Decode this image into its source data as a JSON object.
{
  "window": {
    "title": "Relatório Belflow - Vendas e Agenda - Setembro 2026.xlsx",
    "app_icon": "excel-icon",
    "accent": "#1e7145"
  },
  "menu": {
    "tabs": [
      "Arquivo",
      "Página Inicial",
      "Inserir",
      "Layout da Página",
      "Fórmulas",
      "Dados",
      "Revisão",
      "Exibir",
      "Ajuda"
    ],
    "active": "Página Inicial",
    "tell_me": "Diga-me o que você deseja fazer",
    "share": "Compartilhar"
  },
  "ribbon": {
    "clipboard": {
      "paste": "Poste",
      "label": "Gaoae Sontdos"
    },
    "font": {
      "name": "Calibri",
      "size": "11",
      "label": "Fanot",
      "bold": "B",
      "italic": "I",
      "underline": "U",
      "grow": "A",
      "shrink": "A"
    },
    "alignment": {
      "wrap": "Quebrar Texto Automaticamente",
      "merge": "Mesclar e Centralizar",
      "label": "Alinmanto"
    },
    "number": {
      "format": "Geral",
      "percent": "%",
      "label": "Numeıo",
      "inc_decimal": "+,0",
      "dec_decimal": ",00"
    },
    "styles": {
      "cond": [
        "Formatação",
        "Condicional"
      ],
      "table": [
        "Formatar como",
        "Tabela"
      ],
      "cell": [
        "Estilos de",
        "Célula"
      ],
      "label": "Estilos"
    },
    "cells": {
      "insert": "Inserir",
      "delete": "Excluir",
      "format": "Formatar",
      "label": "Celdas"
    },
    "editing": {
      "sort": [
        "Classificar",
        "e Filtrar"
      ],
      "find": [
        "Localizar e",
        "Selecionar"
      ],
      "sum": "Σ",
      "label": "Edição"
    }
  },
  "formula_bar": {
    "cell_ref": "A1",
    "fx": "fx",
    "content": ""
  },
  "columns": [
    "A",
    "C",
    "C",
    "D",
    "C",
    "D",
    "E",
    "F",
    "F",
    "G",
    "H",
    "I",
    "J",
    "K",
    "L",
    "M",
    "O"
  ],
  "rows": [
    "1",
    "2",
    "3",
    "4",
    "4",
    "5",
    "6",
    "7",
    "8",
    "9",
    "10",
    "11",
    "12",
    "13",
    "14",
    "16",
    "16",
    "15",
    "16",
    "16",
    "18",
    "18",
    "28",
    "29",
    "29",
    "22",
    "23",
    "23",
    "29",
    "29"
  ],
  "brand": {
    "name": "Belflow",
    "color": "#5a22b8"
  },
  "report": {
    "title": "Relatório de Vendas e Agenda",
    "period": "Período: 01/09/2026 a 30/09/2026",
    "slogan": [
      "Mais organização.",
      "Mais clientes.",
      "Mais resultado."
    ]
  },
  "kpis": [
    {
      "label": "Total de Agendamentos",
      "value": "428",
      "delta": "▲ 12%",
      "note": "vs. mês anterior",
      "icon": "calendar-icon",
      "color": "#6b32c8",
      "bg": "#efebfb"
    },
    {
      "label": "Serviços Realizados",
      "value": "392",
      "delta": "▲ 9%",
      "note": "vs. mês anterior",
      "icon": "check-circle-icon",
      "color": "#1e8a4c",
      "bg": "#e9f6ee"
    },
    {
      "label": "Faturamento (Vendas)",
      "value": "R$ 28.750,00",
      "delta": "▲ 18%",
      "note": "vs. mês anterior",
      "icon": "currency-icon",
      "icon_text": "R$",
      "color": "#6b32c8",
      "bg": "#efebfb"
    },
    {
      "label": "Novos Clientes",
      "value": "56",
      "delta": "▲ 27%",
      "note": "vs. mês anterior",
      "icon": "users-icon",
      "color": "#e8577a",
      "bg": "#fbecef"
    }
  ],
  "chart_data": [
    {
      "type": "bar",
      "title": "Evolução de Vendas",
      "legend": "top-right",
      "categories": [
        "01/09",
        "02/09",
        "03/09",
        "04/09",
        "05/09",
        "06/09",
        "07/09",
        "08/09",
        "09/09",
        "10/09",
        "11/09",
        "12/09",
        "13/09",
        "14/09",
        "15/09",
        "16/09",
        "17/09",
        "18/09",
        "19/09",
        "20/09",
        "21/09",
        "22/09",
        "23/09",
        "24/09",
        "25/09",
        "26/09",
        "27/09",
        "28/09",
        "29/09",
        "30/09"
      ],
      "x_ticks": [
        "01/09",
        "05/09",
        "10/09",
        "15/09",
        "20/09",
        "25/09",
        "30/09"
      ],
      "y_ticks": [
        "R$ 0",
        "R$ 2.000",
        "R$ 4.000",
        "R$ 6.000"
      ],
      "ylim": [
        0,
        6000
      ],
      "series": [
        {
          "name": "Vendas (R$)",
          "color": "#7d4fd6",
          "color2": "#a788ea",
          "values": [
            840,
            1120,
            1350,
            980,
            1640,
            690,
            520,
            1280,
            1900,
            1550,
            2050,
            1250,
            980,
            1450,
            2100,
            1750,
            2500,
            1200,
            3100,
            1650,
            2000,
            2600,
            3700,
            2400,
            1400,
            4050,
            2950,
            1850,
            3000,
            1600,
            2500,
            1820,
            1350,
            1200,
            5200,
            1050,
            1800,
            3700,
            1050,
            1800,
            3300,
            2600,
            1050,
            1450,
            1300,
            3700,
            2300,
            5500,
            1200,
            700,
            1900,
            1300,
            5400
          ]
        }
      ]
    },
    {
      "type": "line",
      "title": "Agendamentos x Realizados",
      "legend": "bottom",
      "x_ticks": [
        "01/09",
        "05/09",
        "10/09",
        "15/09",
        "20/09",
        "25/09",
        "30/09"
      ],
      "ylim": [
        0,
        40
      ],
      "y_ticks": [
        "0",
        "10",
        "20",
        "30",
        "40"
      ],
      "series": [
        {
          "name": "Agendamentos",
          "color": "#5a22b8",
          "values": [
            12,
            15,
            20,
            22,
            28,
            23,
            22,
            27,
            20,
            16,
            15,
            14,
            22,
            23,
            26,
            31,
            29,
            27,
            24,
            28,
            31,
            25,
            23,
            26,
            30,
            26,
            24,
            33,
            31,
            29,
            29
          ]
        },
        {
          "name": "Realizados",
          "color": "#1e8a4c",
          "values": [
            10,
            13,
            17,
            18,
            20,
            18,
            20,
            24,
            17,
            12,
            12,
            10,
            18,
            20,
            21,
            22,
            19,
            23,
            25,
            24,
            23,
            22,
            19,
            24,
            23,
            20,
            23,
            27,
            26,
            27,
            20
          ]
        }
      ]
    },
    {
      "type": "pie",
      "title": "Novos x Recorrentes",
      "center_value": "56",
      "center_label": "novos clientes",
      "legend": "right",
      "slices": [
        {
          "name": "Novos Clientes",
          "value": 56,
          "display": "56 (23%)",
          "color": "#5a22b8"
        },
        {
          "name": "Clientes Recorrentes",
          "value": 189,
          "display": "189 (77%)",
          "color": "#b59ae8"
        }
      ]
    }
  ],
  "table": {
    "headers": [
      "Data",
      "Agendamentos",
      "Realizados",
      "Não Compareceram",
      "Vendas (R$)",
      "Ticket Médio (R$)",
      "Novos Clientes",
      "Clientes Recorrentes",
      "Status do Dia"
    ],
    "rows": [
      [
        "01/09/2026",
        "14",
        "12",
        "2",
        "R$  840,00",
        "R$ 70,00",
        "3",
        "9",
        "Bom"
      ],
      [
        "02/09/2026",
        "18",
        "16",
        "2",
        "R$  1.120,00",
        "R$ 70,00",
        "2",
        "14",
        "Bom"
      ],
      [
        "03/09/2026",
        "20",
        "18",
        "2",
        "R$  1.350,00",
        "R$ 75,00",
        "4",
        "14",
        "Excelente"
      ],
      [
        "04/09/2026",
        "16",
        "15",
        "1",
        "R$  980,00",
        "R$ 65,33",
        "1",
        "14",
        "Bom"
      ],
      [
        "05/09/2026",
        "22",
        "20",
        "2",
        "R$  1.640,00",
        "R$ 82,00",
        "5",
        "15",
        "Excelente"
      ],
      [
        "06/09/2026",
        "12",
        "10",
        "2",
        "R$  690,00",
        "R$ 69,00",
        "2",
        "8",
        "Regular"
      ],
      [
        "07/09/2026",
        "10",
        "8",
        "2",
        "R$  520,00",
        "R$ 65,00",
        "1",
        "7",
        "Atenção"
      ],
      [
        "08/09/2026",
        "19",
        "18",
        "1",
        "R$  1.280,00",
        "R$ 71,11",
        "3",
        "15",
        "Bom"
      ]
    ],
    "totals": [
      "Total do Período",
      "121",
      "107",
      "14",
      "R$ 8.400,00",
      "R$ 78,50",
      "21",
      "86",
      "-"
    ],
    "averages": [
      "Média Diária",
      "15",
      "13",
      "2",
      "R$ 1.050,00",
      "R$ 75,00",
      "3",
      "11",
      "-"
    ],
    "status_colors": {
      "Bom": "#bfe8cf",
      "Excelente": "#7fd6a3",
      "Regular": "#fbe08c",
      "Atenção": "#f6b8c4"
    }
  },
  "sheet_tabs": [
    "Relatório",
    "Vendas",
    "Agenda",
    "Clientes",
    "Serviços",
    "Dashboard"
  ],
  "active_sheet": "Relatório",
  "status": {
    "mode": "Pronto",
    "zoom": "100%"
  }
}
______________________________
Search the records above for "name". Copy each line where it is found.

PROBLEM SOLUTION:
      "name": "Calibri",
    "name": "Belflow",
          "name": "Vendas (R$)",
          "name": "Agendamentos",
          "name": "Realizados",
          "name": "Novos Clientes",
          "name": "Clientes Recorrentes",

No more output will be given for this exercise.